- Associated Press - Wednesday, October 19, 2016

MYRTLE POINT, Ore. (AP) - Biologists with the Oregon Department of Fish and Wildlife say a black-tailed deer found dead in Myrtle Point was infected with a virus that is lethal to the species.

The Coos Bay World reported Wednesday (https://bit.ly/2e6uGhJ) that the virus is known as A-H-D and is spread by direct contact.

This is the first confirmed case in Coos County.

About 400 deer died of the virus near Sisters in 2002.

Symptoms include frothing at the mouth, diarrhea and weakness.

Animals that have been infected usually die in two to five days.

There are no known instances of transmission to humans, but biologists are still urging hunters to wear gloves when dressing deer and to cook the meat thoroughly.

Copyright © 2018 The Washington Times, LLC.

The Washington Times Comment Policy
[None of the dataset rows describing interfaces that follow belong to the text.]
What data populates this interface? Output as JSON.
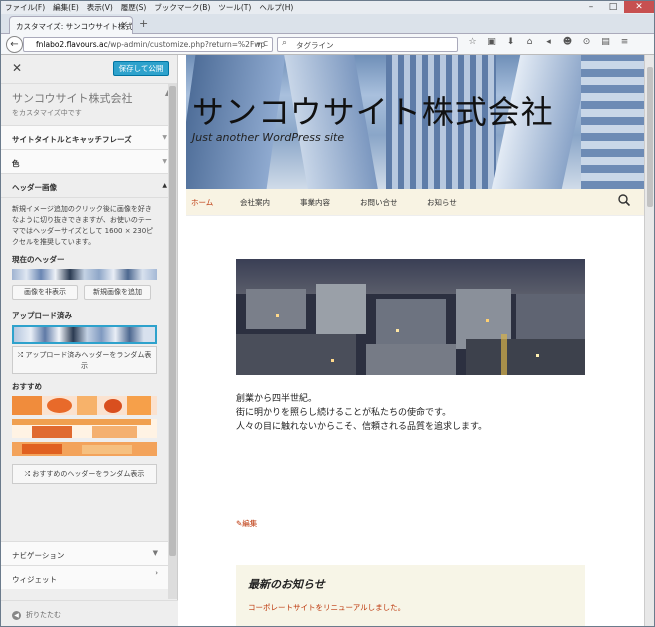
{
  "menubar": [
    "ファイル(F)",
    "編集(E)",
    "表示(V)",
    "履歴(S)",
    "ブックマーク(B)",
    "ツール(T)",
    "ヘルプ(H)"
  ],
  "window_controls": {
    "minimize": "–",
    "maximize": "□",
    "close": "✕"
  },
  "tab": {
    "title": "カスタマイズ: サンコウサイト株式...",
    "close": "×",
    "new": "+"
  },
  "address": {
    "host": "fnlabo2.flavours.ac",
    "path": "/wp-admin/customize.php?return=%2Fwp",
    "reload": "▾ C"
  },
  "search": {
    "placeholder": "タグライン"
  },
  "toolbar_icons": [
    "star-icon",
    "clipboard-icon",
    "download-icon",
    "home-icon",
    "send-icon",
    "chat-icon",
    "skype-icon",
    "camera-icon",
    "menu-icon"
  ],
  "toolbar_glyphs": [
    "☆",
    "▣",
    "⬇",
    "⌂",
    "◂",
    "☻",
    "⊙",
    "▤",
    "≡"
  ],
  "sidebar": {
    "close": "✕",
    "save": "保存して公開",
    "site_title": "サンコウサイト株式会社",
    "customizing": "をカスタマイズ中です",
    "sections": [
      {
        "label": "サイトタイトルとキャッチフレーズ"
      },
      {
        "label": "色"
      },
      {
        "label": "ヘッダー画像"
      }
    ],
    "header_image": {
      "description": "新規イメージ追加のクリック後に画像を好きなように切り抜きできますが、お使いのテーマではヘッダーサイズとして 1600 × 230ピクセルを推奨しています。",
      "current_label": "現在のヘッダー",
      "hide_button": "画像を非表示",
      "add_button": "新規画像を追加",
      "uploaded_label": "アップロード済み",
      "random_uploaded": "⤮ アップロード済みヘッダーをランダム表示",
      "suggested_label": "おすすめ",
      "random_suggested": "⤮ おすすめのヘッダーをランダム表示"
    },
    "navigation": "ナビゲーション",
    "widgets": "ウィジェット",
    "collapse": "折りたたむ"
  },
  "site": {
    "title": "サンコウサイト株式会社",
    "tagline": "Just another WordPress site",
    "menu": [
      "ホーム",
      "会社案内",
      "事業内容",
      "お問い合せ",
      "お知らせ"
    ],
    "content_lines": [
      "創業から四半世紀。",
      "街に明かりを照らし続けることが私たちの使命です。",
      "人々の目に触れないからこそ、信頼される品質を追求します。"
    ],
    "edit_link": "✎編集",
    "news_title": "最新のお知らせ",
    "news_item": "コーポレートサイトをリニューアルしました。"
  },
  "colors": {
    "accent": "#2ea2cc",
    "link": "#bc360a",
    "nav_bg": "#f8f3e3",
    "news_bg": "#f7f5e7"
  }
}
The Washington Times welcomes your comments on Spot.im, our third-party provider. Please read our Comment Policy before commenting.


Click to Read More and View Comments

Click to Hide